Handheld Objects


Bovine animals at a byre, Mesopotamia, 3400–3000 BC
Alabaster cylinder seal
Acquired by J. Pierpont Morgan Before 1909. Morgan Seal 2

Bovine animals at a byre, Mesopotamia, 3400–3000 BC
Modern impression
Acquired by J. Pierpont Morgan Before 1909. Morgan Seal 2

The New-England Primer Improved: or, an Easy and Pleasant Guide to the Art of Reading (Salem, [Mass.]: S. Hall, 1784)
PML 196387

Notebook containing decoratively configured locks of hair, 1860s
Bequest of Julia P. Wightman, 1994; MA 8597


Nina Katchadourian: It can be hard to know how to find your way into a collection and the Morgan is a vast place. So one of the strategies I decided to use, which has worked well for me before, is to just start with the question of who's already here and what do they know, and letting the people who have an intimate familiarity with a collection teach me about it. And that was a way into finding a lot of things that I wouldn't have known were at the Morgan. So in that spirit, I invited fifteen different Morgan staff members to sit down with me for a one hour conversation with an object that they had selected. I asked them to choose something that they felt an attachment to that they were excited to show me and to talk about. I've put a few of those things together here and one thing they have in common for me is their small handheld, rather intimately handled quality. The little tiny primer, which you can see by the way it's bound and by the way it’s repaired, has clearly been in somebody's pocket, has clearly been almost read to death and there was something really alluring to me about the way it's been used and preserved. And I like objects that reveal something about how they have been used or how they have lived. You could even say, and the primer is one of those objects for me. You can see by the wear and tear on its cover, by the stitching, by its very design being a small object. It's meant to be in your pocket and meant to be carried around. Its very appearance is sort of, its autobiography. It tells the story of its life and use.

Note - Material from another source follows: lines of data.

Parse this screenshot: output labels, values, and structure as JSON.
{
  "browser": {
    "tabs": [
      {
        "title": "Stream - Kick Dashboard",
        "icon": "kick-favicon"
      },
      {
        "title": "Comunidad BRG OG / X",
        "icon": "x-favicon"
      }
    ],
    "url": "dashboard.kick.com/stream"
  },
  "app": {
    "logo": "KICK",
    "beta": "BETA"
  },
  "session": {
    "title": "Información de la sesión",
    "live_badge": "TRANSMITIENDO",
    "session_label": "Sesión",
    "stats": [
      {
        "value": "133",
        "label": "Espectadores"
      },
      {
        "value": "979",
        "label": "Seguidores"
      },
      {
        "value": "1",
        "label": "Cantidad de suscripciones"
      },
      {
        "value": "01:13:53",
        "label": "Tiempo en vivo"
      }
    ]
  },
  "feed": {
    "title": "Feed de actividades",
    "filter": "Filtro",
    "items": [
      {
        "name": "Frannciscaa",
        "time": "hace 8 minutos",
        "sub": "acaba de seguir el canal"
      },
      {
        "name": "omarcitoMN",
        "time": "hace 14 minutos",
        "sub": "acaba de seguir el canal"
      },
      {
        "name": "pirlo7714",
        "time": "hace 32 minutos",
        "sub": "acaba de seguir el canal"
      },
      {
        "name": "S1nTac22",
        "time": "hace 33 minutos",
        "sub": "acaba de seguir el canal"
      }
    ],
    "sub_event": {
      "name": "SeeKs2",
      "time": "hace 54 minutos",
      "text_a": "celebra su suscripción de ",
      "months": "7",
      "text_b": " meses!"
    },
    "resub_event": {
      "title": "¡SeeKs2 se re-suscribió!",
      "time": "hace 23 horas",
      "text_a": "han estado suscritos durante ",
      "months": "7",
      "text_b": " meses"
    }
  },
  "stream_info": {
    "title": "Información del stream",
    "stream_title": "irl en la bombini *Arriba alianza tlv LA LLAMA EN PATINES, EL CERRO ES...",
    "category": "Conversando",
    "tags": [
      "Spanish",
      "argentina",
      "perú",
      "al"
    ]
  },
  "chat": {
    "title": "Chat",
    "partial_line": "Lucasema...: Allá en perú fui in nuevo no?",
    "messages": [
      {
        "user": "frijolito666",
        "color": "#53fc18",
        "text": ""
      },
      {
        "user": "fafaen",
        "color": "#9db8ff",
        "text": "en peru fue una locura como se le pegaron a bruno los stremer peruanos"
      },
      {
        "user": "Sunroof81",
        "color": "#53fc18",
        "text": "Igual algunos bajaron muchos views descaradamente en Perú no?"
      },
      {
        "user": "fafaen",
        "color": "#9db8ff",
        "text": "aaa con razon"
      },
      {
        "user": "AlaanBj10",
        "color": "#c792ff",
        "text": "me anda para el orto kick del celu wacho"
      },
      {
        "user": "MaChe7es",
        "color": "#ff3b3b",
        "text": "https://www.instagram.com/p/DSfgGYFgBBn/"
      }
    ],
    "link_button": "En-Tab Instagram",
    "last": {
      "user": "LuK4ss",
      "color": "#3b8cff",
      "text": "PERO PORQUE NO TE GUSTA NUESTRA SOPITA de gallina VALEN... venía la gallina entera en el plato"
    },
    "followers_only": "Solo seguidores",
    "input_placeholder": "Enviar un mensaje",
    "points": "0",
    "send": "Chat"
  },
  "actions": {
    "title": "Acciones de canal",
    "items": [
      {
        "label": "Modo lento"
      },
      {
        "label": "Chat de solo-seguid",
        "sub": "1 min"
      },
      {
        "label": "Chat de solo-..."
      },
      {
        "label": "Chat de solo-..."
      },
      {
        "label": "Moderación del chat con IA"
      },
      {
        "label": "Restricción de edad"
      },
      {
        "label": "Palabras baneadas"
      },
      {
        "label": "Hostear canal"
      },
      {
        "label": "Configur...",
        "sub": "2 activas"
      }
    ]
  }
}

When the curator of ancient seals and tablets brought out this Mesopotamian seal to show me, um, it was one of the most incredible handheld experiences that I had making this show. And I will never forget that he used the word buttery to describe its texture, which is very accurate.